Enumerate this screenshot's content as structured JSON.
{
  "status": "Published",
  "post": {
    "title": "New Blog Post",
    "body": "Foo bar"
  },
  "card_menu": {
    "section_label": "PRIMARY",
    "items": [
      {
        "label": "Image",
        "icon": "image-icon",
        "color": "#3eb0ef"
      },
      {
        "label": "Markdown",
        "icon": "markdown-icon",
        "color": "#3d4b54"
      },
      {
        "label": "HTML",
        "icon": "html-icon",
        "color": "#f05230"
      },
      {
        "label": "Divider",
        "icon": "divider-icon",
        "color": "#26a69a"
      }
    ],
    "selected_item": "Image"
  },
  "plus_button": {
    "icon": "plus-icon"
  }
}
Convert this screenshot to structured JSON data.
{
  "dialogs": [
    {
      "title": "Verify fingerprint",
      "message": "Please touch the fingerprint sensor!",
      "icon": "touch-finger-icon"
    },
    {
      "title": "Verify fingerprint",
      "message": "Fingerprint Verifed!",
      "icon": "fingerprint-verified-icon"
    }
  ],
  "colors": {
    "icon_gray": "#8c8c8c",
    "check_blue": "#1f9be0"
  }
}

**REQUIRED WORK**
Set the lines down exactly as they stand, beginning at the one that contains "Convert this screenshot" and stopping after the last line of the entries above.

**ANSWER SPACE**
Convert this screenshot to structured JSON data.
{
  "dialogs": [
    {
      "title": "Verify fingerprint",
      "message": "Please touch the fingerprint sensor!",
      "icon": "touch-finger-icon"
    },
    {
      "title": "Verify fingerprint",
      "message": "Fingerprint Verifed!",
      "icon": "fingerprint-verified-icon"
    }
  ],
  "colors": {
    "icon_gray": "#8c8c8c",
    "check_blue": "#1f9be0"
  }
}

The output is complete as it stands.